WHAT NEEDS TO BE DONE →
The expected copy holds every entry exactly and none of the pictures.

──────── DATASET CONTENT ────────

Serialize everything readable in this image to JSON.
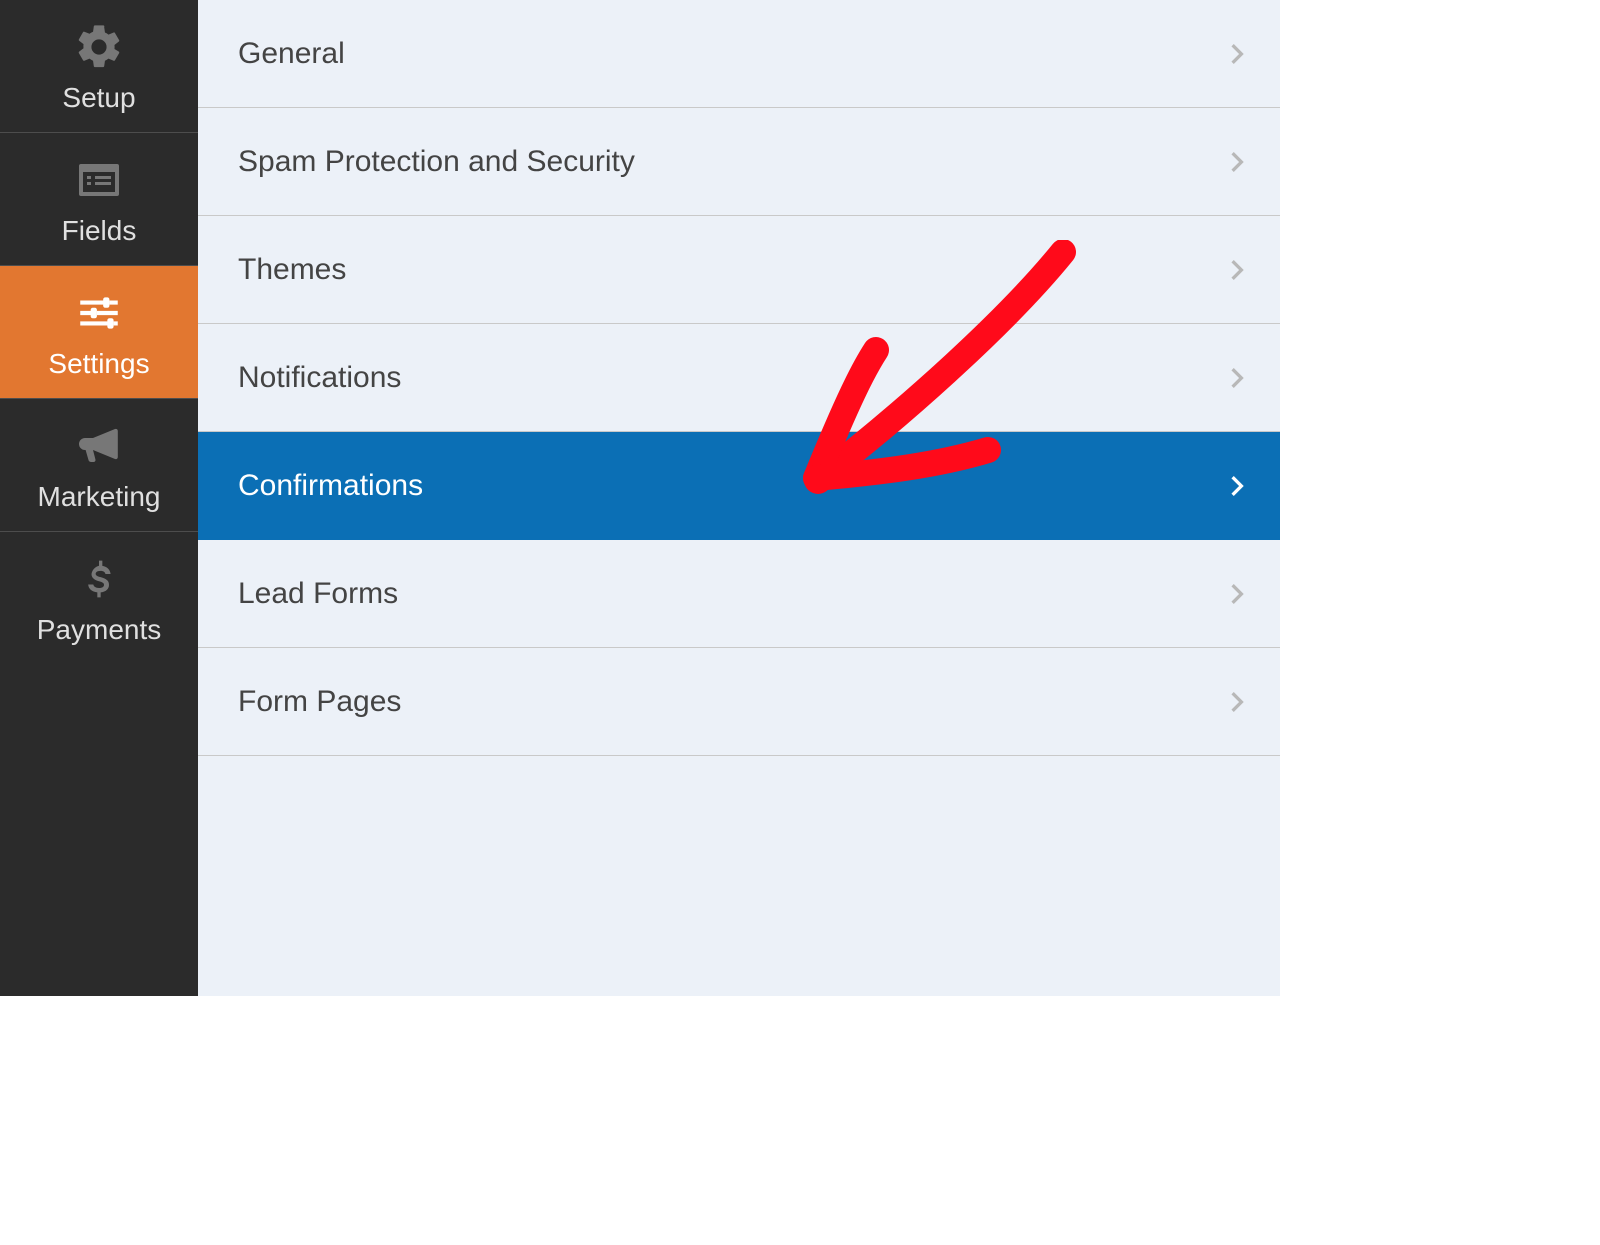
{
  "sidebar": {
    "items": [
      {
        "label": "Setup",
        "icon": "gear-icon",
        "active": false
      },
      {
        "label": "Fields",
        "icon": "list-icon",
        "active": false
      },
      {
        "label": "Settings",
        "icon": "sliders-icon",
        "active": true
      },
      {
        "label": "Marketing",
        "icon": "bullhorn-icon",
        "active": false
      },
      {
        "label": "Payments",
        "icon": "dollar-icon",
        "active": false
      }
    ]
  },
  "settings_list": {
    "items": [
      {
        "label": "General",
        "selected": false
      },
      {
        "label": "Spam Protection and Security",
        "selected": false
      },
      {
        "label": "Themes",
        "selected": false
      },
      {
        "label": "Notifications",
        "selected": false
      },
      {
        "label": "Confirmations",
        "selected": true
      },
      {
        "label": "Lead Forms",
        "selected": false
      },
      {
        "label": "Form Pages",
        "selected": false
      }
    ]
  },
  "annotation": {
    "type": "arrow",
    "color": "#ff0a1a",
    "points_to": "Confirmations"
  }
}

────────

SOLUTION TO THE PROBLEM →
Serialize everything readable in this image to JSON.
{
  "sidebar": {
    "items": [
      {
        "label": "Setup",
        "icon": "gear-icon",
        "active": false
      },
      {
        "label": "Fields",
        "icon": "list-icon",
        "active": false
      },
      {
        "label": "Settings",
        "icon": "sliders-icon",
        "active": true
      },
      {
        "label": "Marketing",
        "icon": "bullhorn-icon",
        "active": false
      },
      {
        "label": "Payments",
        "icon": "dollar-icon",
        "active": false
      }
    ]
  },
  "settings_list": {
    "items": [
      {
        "label": "General",
        "selected": false
      },
      {
        "label": "Spam Protection and Security",
        "selected": false
      },
      {
        "label": "Themes",
        "selected": false
      },
      {
        "label": "Notifications",
        "selected": false
      },
      {
        "label": "Confirmations",
        "selected": true
      },
      {
        "label": "Lead Forms",
        "selected": false
      },
      {
        "label": "Form Pages",
        "selected": false
      }
    ]
  },
  "annotation": {
    "type": "arrow",
    "color": "#ff0a1a",
    "points_to": "Confirmations"
  }
}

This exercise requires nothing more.